Fix
: Install a switch that will accommodate all of the computers in the network. Disconnect any computers connected directly into the router.
Note: It is normal for the wireless connected computers to have slower transfer rate than the wired ones. Most of the wireless routers and adapters function at 54Mb per second. If your router is a modern router, (100 Mb or faster), and you still don’t get the expected transfer rates, you should revise your configuration as above.

Broadcast storm
You can efficiently detect a broadcast storm using a packet sniffer or a managed switch. With a packet sniffer you need to look for large numbers of broadcast/multicast (more than 20% of the total traffic it is an alarm signal). Locate the retransmission packets and search for the source MAC address. Disconnect the problem host.
If you suspect a broadcast storm in your network and you don’t have a managed switch or a packet sniffer, you can run download and upload tests by systematically disconnecting all of your computers in the network one by one. This is only practical in small network environment.

Virus Attack
A lot of connections originating from the same MAC address, to the same destination port, but for different destination address, and in short intervals.
Fix: Determine the source address of these connections and disconnect the suspect hosts. Run an antivirus scan on the computer before plugging it back. There are a few ways to determine the source of a virus. Use a packet sniffer, look on your managed switch for the ports with the most traffic and confirm it on the suspected computer by issuing the command “netstat -a -b”, (on a Windows machine). The command will show you which ports are active and which program, (executable), is using the ports.

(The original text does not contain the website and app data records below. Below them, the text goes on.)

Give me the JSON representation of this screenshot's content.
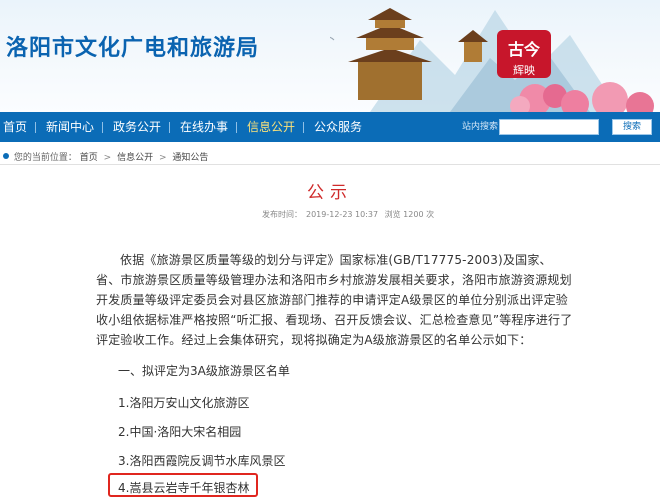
{
  "header": {
    "site_title": "洛阳市文化广电和旅游局",
    "badge_main": "古今",
    "badge_sub": "辉映"
  },
  "nav": {
    "items": [
      {
        "label": "首页"
      },
      {
        "label": "新闻中心"
      },
      {
        "label": "政务公开"
      },
      {
        "label": "在线办事"
      },
      {
        "label": "信息公开",
        "active": true
      },
      {
        "label": "公众服务"
      }
    ],
    "search_label": "站内搜索",
    "search_placeholder": "",
    "search_button": "搜索"
  },
  "breadcrumb": {
    "prefix": "您的当前位置：",
    "items": [
      "首页",
      "信息公开",
      "通知公告"
    ],
    "separator": ">"
  },
  "article": {
    "title": "公示",
    "meta": {
      "published_label": "发布时间：",
      "published": "2019-12-23 10:37",
      "views": "浏览 1200 次"
    },
    "body": "依据《旅游景区质量等级的划分与评定》国家标准(GB/T17775-2003)及国家、省、市旅游景区质量等级管理办法和洛阳市乡村旅游发展相关要求，洛阳市旅游资源规划开发质量等级评定委员会对县区旅游部门推荐的申请评定A级景区的单位分别派出评定验收小组依据标准严格按照“听汇报、看现场、召开反馈会议、汇总检查意见”等程序进行了评定验收工作。经过上会集体研究，现将拟确定为A级旅游景区的名单公示如下：",
    "section_heading": "一、拟评定为3A级旅游景区名单",
    "list": [
      "1.洛阳万安山文化旅游区",
      "2.中国·洛阳大宋名相园",
      "3.洛阳西霞院反调节水库风景区",
      "4.嵩县云岩寺千年银杏林"
    ]
  },
  "colors": {
    "brand_blue": "#0b6cb7",
    "title_red": "#cf2a2a",
    "highlight_red": "#e0261f",
    "nav_active": "#f9e17a"
  }
}
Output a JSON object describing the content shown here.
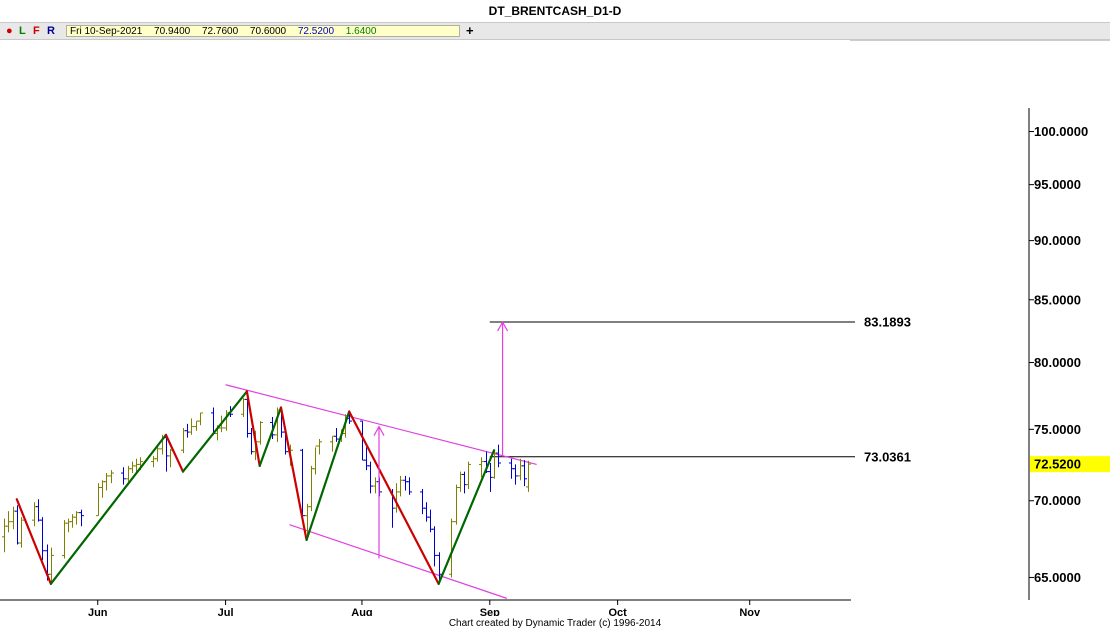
{
  "window": {
    "title": "DT_BRENTCASH_D1-D"
  },
  "toolbar": {
    "dot_icon": "red-dot-icon",
    "buttons": [
      {
        "label": "L",
        "color": "#008000"
      },
      {
        "label": "F",
        "color": "#cc0000"
      },
      {
        "label": "R",
        "color": "#000099"
      }
    ],
    "ohlc": {
      "date": "Fri 10-Sep-2021",
      "open": "70.9400",
      "high": "72.7600",
      "low": "70.6000",
      "close": "72.5200",
      "change": "1.6400"
    },
    "plus_label": "+"
  },
  "footer": {
    "credit": "Chart created by Dynamic Trader  (c) 1996-2014"
  },
  "chart_data": {
    "type": "bar",
    "subtype": "ohlc",
    "yscale": "log",
    "ylim": [
      63.6,
      102.3
    ],
    "price_axis_ticks": [
      "100.0000",
      "95.0000",
      "90.0000",
      "85.0000",
      "80.0000",
      "75.0000",
      "70.0000",
      "65.0000"
    ],
    "current_price_label": "72.5200",
    "date_labels": [
      {
        "label": "Jun",
        "date": "2021-06-01"
      },
      {
        "label": "Jul",
        "date": "2021-07-01"
      },
      {
        "label": "Aug",
        "date": "2021-08-02"
      },
      {
        "label": "Sep",
        "date": "2021-09-01"
      },
      {
        "label": "Oct",
        "date": "2021-10-01"
      },
      {
        "label": "Nov",
        "date": "2021-11-01"
      }
    ],
    "xlim": [
      "2021-05-10",
      "2021-11-25"
    ],
    "bar_colors": {
      "up": "#808000",
      "down": "#0000cc"
    },
    "bars": [
      [
        "2021-05-10",
        67.6,
        68.8,
        66.6,
        68.3
      ],
      [
        "2021-05-11",
        68.3,
        69.3,
        67.9,
        68.6
      ],
      [
        "2021-05-12",
        68.6,
        69.6,
        68.1,
        69.3
      ],
      [
        "2021-05-13",
        69.3,
        69.7,
        67.1,
        67.2
      ],
      [
        "2021-05-14",
        67.2,
        68.9,
        66.9,
        68.7
      ],
      [
        "2021-05-17",
        68.7,
        69.9,
        68.3,
        69.6
      ],
      [
        "2021-05-18",
        69.6,
        70.1,
        68.6,
        68.7
      ],
      [
        "2021-05-19",
        68.7,
        68.9,
        66.1,
        66.7
      ],
      [
        "2021-05-20",
        66.7,
        67.1,
        64.8,
        65.2
      ],
      [
        "2021-05-21",
        65.2,
        66.9,
        64.6,
        66.4
      ],
      [
        "2021-05-24",
        66.4,
        68.7,
        66.2,
        68.5
      ],
      [
        "2021-05-25",
        68.5,
        68.8,
        67.9,
        68.6
      ],
      [
        "2021-05-26",
        68.6,
        69.1,
        68.2,
        68.9
      ],
      [
        "2021-05-27",
        68.9,
        69.3,
        68.4,
        69.2
      ],
      [
        "2021-05-28",
        69.2,
        69.4,
        68.3,
        69.0
      ],
      [
        "2021-06-01",
        69.0,
        71.2,
        69.0,
        70.9
      ],
      [
        "2021-06-02",
        70.9,
        71.4,
        70.2,
        71.3
      ],
      [
        "2021-06-03",
        71.3,
        71.9,
        70.7,
        71.7
      ],
      [
        "2021-06-04",
        71.7,
        72.1,
        71.2,
        71.9
      ],
      [
        "2021-06-07",
        71.9,
        72.3,
        71.1,
        71.5
      ],
      [
        "2021-06-08",
        71.5,
        72.4,
        71.3,
        72.2
      ],
      [
        "2021-06-09",
        72.2,
        72.7,
        71.9,
        72.4
      ],
      [
        "2021-06-10",
        72.4,
        72.9,
        71.9,
        72.5
      ],
      [
        "2021-06-11",
        72.5,
        73.0,
        72.1,
        72.7
      ],
      [
        "2021-06-14",
        72.7,
        73.1,
        72.3,
        72.9
      ],
      [
        "2021-06-15",
        72.9,
        73.8,
        72.7,
        73.6
      ],
      [
        "2021-06-16",
        73.6,
        74.6,
        73.2,
        74.4
      ],
      [
        "2021-06-17",
        74.4,
        74.6,
        72.0,
        73.1
      ],
      [
        "2021-06-18",
        73.1,
        73.6,
        72.3,
        73.5
      ],
      [
        "2021-06-21",
        73.5,
        75.1,
        73.3,
        74.9
      ],
      [
        "2021-06-22",
        74.9,
        75.4,
        74.4,
        74.8
      ],
      [
        "2021-06-23",
        74.8,
        75.8,
        74.6,
        75.2
      ],
      [
        "2021-06-24",
        75.2,
        75.6,
        74.9,
        75.6
      ],
      [
        "2021-06-25",
        75.6,
        76.2,
        75.3,
        76.2
      ],
      [
        "2021-06-28",
        76.2,
        76.6,
        74.6,
        74.7
      ],
      [
        "2021-06-29",
        74.7,
        75.3,
        74.2,
        75.1
      ],
      [
        "2021-06-30",
        75.1,
        76.0,
        74.8,
        75.1
      ],
      [
        "2021-07-01",
        75.1,
        76.4,
        74.9,
        76.2
      ],
      [
        "2021-07-02",
        76.2,
        76.7,
        75.9,
        76.1
      ],
      [
        "2021-07-05",
        76.1,
        77.3,
        75.9,
        77.2
      ],
      [
        "2021-07-06",
        77.2,
        77.8,
        74.4,
        74.7
      ],
      [
        "2021-07-07",
        74.7,
        75.1,
        73.2,
        73.4
      ],
      [
        "2021-07-08",
        73.4,
        74.9,
        72.8,
        74.1
      ],
      [
        "2021-07-09",
        74.1,
        75.6,
        73.9,
        75.5
      ],
      [
        "2021-07-12",
        75.5,
        75.9,
        74.3,
        74.6
      ],
      [
        "2021-07-13",
        74.6,
        76.6,
        74.1,
        76.4
      ],
      [
        "2021-07-14",
        76.4,
        76.6,
        74.4,
        74.8
      ],
      [
        "2021-07-15",
        74.8,
        75.0,
        73.2,
        73.4
      ],
      [
        "2021-07-16",
        73.4,
        73.9,
        72.4,
        73.5
      ],
      [
        "2021-07-19",
        73.5,
        73.6,
        68.6,
        69.0
      ],
      [
        "2021-07-20",
        69.0,
        69.8,
        67.4,
        69.6
      ],
      [
        "2021-07-21",
        69.6,
        72.4,
        69.3,
        72.2
      ],
      [
        "2021-07-22",
        72.2,
        73.7,
        71.8,
        73.8
      ],
      [
        "2021-07-23",
        73.8,
        74.3,
        73.2,
        74.1
      ],
      [
        "2021-07-26",
        74.1,
        74.5,
        73.4,
        74.5
      ],
      [
        "2021-07-27",
        74.5,
        75.1,
        74.1,
        74.3
      ],
      [
        "2021-07-28",
        74.3,
        75.0,
        74.1,
        74.7
      ],
      [
        "2021-07-29",
        74.7,
        76.1,
        74.4,
        75.8
      ],
      [
        "2021-07-30",
        75.8,
        76.3,
        75.4,
        75.6
      ],
      [
        "2021-08-02",
        75.6,
        75.6,
        72.8,
        72.8
      ],
      [
        "2021-08-03",
        72.8,
        73.7,
        72.1,
        72.4
      ],
      [
        "2021-08-04",
        72.4,
        72.7,
        70.5,
        71.0
      ],
      [
        "2021-08-05",
        71.0,
        71.6,
        70.5,
        71.3
      ],
      [
        "2021-08-06",
        71.3,
        71.6,
        70.3,
        70.6
      ],
      [
        "2021-08-09",
        70.6,
        70.8,
        68.2,
        69.5
      ],
      [
        "2021-08-10",
        69.5,
        71.2,
        69.2,
        70.6
      ],
      [
        "2021-08-11",
        70.6,
        71.7,
        70.3,
        71.4
      ],
      [
        "2021-08-12",
        71.4,
        71.7,
        70.7,
        71.3
      ],
      [
        "2021-08-13",
        71.3,
        71.6,
        70.4,
        70.6
      ],
      [
        "2021-08-16",
        70.6,
        70.8,
        69.1,
        69.5
      ],
      [
        "2021-08-17",
        69.5,
        69.9,
        68.6,
        68.9
      ],
      [
        "2021-08-18",
        68.9,
        69.4,
        67.9,
        68.1
      ],
      [
        "2021-08-19",
        68.1,
        68.3,
        65.7,
        66.4
      ],
      [
        "2021-08-20",
        66.4,
        66.6,
        64.6,
        65.2
      ],
      [
        "2021-08-23",
        65.2,
        68.8,
        65.0,
        68.6
      ],
      [
        "2021-08-24",
        68.6,
        71.1,
        68.4,
        70.9
      ],
      [
        "2021-08-25",
        70.9,
        72.0,
        70.6,
        71.8
      ],
      [
        "2021-08-26",
        71.8,
        72.0,
        70.5,
        71.1
      ],
      [
        "2021-08-27",
        71.1,
        72.7,
        70.8,
        72.5
      ],
      [
        "2021-08-30",
        72.5,
        73.0,
        71.6,
        72.7
      ],
      [
        "2021-08-31",
        72.7,
        73.4,
        71.9,
        72.0
      ],
      [
        "2021-09-01",
        72.0,
        72.6,
        70.6,
        71.6
      ],
      [
        "2021-09-02",
        71.6,
        73.5,
        71.5,
        73.3
      ],
      [
        "2021-09-03",
        73.3,
        73.9,
        72.3,
        72.6
      ],
      [
        "2021-09-06",
        72.6,
        72.9,
        71.5,
        72.2
      ],
      [
        "2021-09-07",
        72.2,
        72.5,
        71.1,
        71.7
      ],
      [
        "2021-09-08",
        71.7,
        72.9,
        71.4,
        72.4
      ],
      [
        "2021-09-09",
        72.4,
        72.8,
        71.0,
        71.5
      ],
      [
        "2021-09-10",
        70.94,
        72.76,
        70.6,
        72.52
      ]
    ],
    "swing_lines": [
      {
        "color": "#cc0000",
        "points": [
          [
            "2021-05-13",
            70.1
          ],
          [
            "2021-05-21",
            64.6
          ]
        ]
      },
      {
        "color": "#006600",
        "points": [
          [
            "2021-05-21",
            64.6
          ],
          [
            "2021-06-17",
            74.6
          ]
        ]
      },
      {
        "color": "#cc0000",
        "points": [
          [
            "2021-06-17",
            74.6
          ],
          [
            "2021-06-21",
            72.0
          ]
        ]
      },
      {
        "color": "#006600",
        "points": [
          [
            "2021-06-21",
            72.0
          ],
          [
            "2021-07-06",
            77.8
          ]
        ]
      },
      {
        "color": "#cc0000",
        "points": [
          [
            "2021-07-06",
            77.8
          ],
          [
            "2021-07-09",
            72.4
          ]
        ]
      },
      {
        "color": "#006600",
        "points": [
          [
            "2021-07-09",
            72.4
          ],
          [
            "2021-07-14",
            76.6
          ]
        ]
      },
      {
        "color": "#cc0000",
        "points": [
          [
            "2021-07-14",
            76.6
          ],
          [
            "2021-07-20",
            67.4
          ]
        ]
      },
      {
        "color": "#006600",
        "points": [
          [
            "2021-07-20",
            67.4
          ],
          [
            "2021-07-30",
            76.3
          ]
        ]
      },
      {
        "color": "#cc0000",
        "points": [
          [
            "2021-07-30",
            76.3
          ],
          [
            "2021-08-20",
            64.6
          ]
        ]
      },
      {
        "color": "#006600",
        "points": [
          [
            "2021-08-20",
            64.6
          ],
          [
            "2021-09-02",
            73.5
          ]
        ]
      }
    ],
    "channel_lines": [
      {
        "color": "#e040e0",
        "points": [
          [
            "2021-07-01",
            78.3
          ],
          [
            "2021-09-12",
            72.5
          ]
        ]
      },
      {
        "color": "#e040e0",
        "points": [
          [
            "2021-07-16",
            68.4
          ],
          [
            "2021-09-05",
            63.7
          ]
        ]
      }
    ],
    "projection_arrows": [
      {
        "color": "#e040e0",
        "date": "2021-08-06",
        "from": 66.2,
        "to": 75.2
      },
      {
        "color": "#e040e0",
        "date": "2021-09-04",
        "from": 73.04,
        "to": 83.19
      }
    ],
    "horizontal_levels": [
      {
        "value": 83.1893,
        "label": "83.1893",
        "from": "2021-09-01"
      },
      {
        "value": 73.0361,
        "label": "73.0361",
        "from": "2021-09-01"
      }
    ]
  }
}
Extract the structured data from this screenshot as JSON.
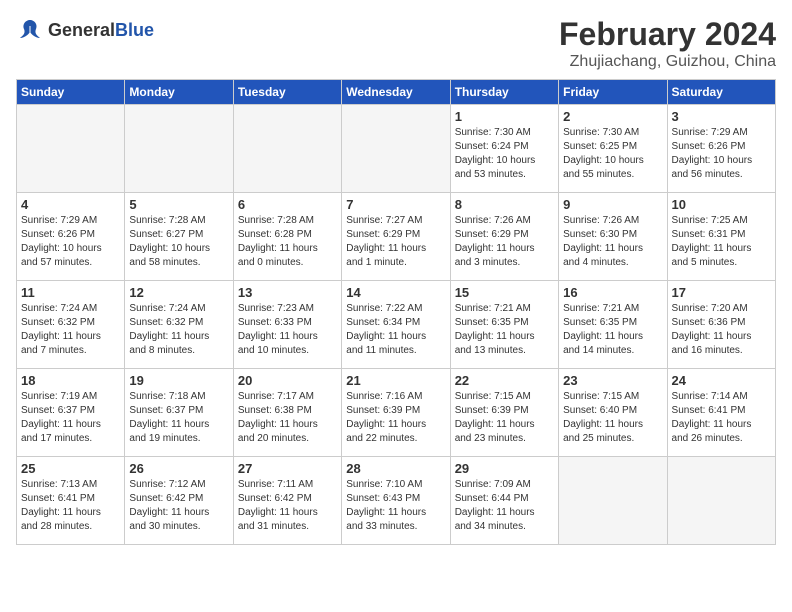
{
  "header": {
    "logo_general": "General",
    "logo_blue": "Blue",
    "month_year": "February 2024",
    "location": "Zhujiachang, Guizhou, China"
  },
  "weekdays": [
    "Sunday",
    "Monday",
    "Tuesday",
    "Wednesday",
    "Thursday",
    "Friday",
    "Saturday"
  ],
  "weeks": [
    [
      {
        "day": "",
        "info": ""
      },
      {
        "day": "",
        "info": ""
      },
      {
        "day": "",
        "info": ""
      },
      {
        "day": "",
        "info": ""
      },
      {
        "day": "1",
        "info": "Sunrise: 7:30 AM\nSunset: 6:24 PM\nDaylight: 10 hours\nand 53 minutes."
      },
      {
        "day": "2",
        "info": "Sunrise: 7:30 AM\nSunset: 6:25 PM\nDaylight: 10 hours\nand 55 minutes."
      },
      {
        "day": "3",
        "info": "Sunrise: 7:29 AM\nSunset: 6:26 PM\nDaylight: 10 hours\nand 56 minutes."
      }
    ],
    [
      {
        "day": "4",
        "info": "Sunrise: 7:29 AM\nSunset: 6:26 PM\nDaylight: 10 hours\nand 57 minutes."
      },
      {
        "day": "5",
        "info": "Sunrise: 7:28 AM\nSunset: 6:27 PM\nDaylight: 10 hours\nand 58 minutes."
      },
      {
        "day": "6",
        "info": "Sunrise: 7:28 AM\nSunset: 6:28 PM\nDaylight: 11 hours\nand 0 minutes."
      },
      {
        "day": "7",
        "info": "Sunrise: 7:27 AM\nSunset: 6:29 PM\nDaylight: 11 hours\nand 1 minute."
      },
      {
        "day": "8",
        "info": "Sunrise: 7:26 AM\nSunset: 6:29 PM\nDaylight: 11 hours\nand 3 minutes."
      },
      {
        "day": "9",
        "info": "Sunrise: 7:26 AM\nSunset: 6:30 PM\nDaylight: 11 hours\nand 4 minutes."
      },
      {
        "day": "10",
        "info": "Sunrise: 7:25 AM\nSunset: 6:31 PM\nDaylight: 11 hours\nand 5 minutes."
      }
    ],
    [
      {
        "day": "11",
        "info": "Sunrise: 7:24 AM\nSunset: 6:32 PM\nDaylight: 11 hours\nand 7 minutes."
      },
      {
        "day": "12",
        "info": "Sunrise: 7:24 AM\nSunset: 6:32 PM\nDaylight: 11 hours\nand 8 minutes."
      },
      {
        "day": "13",
        "info": "Sunrise: 7:23 AM\nSunset: 6:33 PM\nDaylight: 11 hours\nand 10 minutes."
      },
      {
        "day": "14",
        "info": "Sunrise: 7:22 AM\nSunset: 6:34 PM\nDaylight: 11 hours\nand 11 minutes."
      },
      {
        "day": "15",
        "info": "Sunrise: 7:21 AM\nSunset: 6:35 PM\nDaylight: 11 hours\nand 13 minutes."
      },
      {
        "day": "16",
        "info": "Sunrise: 7:21 AM\nSunset: 6:35 PM\nDaylight: 11 hours\nand 14 minutes."
      },
      {
        "day": "17",
        "info": "Sunrise: 7:20 AM\nSunset: 6:36 PM\nDaylight: 11 hours\nand 16 minutes."
      }
    ],
    [
      {
        "day": "18",
        "info": "Sunrise: 7:19 AM\nSunset: 6:37 PM\nDaylight: 11 hours\nand 17 minutes."
      },
      {
        "day": "19",
        "info": "Sunrise: 7:18 AM\nSunset: 6:37 PM\nDaylight: 11 hours\nand 19 minutes."
      },
      {
        "day": "20",
        "info": "Sunrise: 7:17 AM\nSunset: 6:38 PM\nDaylight: 11 hours\nand 20 minutes."
      },
      {
        "day": "21",
        "info": "Sunrise: 7:16 AM\nSunset: 6:39 PM\nDaylight: 11 hours\nand 22 minutes."
      },
      {
        "day": "22",
        "info": "Sunrise: 7:15 AM\nSunset: 6:39 PM\nDaylight: 11 hours\nand 23 minutes."
      },
      {
        "day": "23",
        "info": "Sunrise: 7:15 AM\nSunset: 6:40 PM\nDaylight: 11 hours\nand 25 minutes."
      },
      {
        "day": "24",
        "info": "Sunrise: 7:14 AM\nSunset: 6:41 PM\nDaylight: 11 hours\nand 26 minutes."
      }
    ],
    [
      {
        "day": "25",
        "info": "Sunrise: 7:13 AM\nSunset: 6:41 PM\nDaylight: 11 hours\nand 28 minutes."
      },
      {
        "day": "26",
        "info": "Sunrise: 7:12 AM\nSunset: 6:42 PM\nDaylight: 11 hours\nand 30 minutes."
      },
      {
        "day": "27",
        "info": "Sunrise: 7:11 AM\nSunset: 6:42 PM\nDaylight: 11 hours\nand 31 minutes."
      },
      {
        "day": "28",
        "info": "Sunrise: 7:10 AM\nSunset: 6:43 PM\nDaylight: 11 hours\nand 33 minutes."
      },
      {
        "day": "29",
        "info": "Sunrise: 7:09 AM\nSunset: 6:44 PM\nDaylight: 11 hours\nand 34 minutes."
      },
      {
        "day": "",
        "info": ""
      },
      {
        "day": "",
        "info": ""
      }
    ]
  ]
}
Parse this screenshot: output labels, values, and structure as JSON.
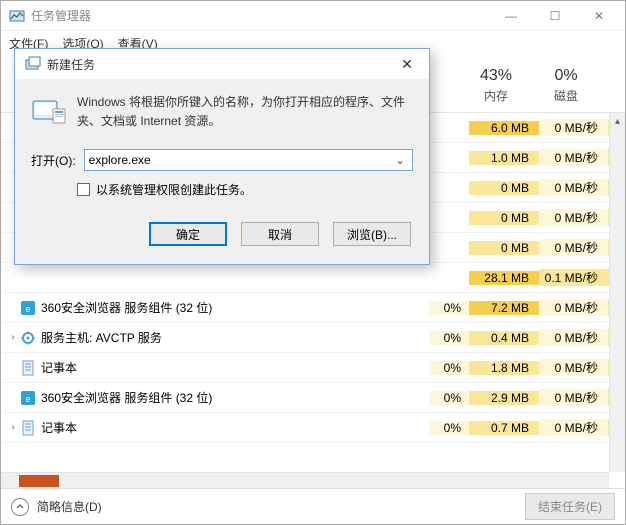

This article is part of a five posts series regarding Network Troubleshooting.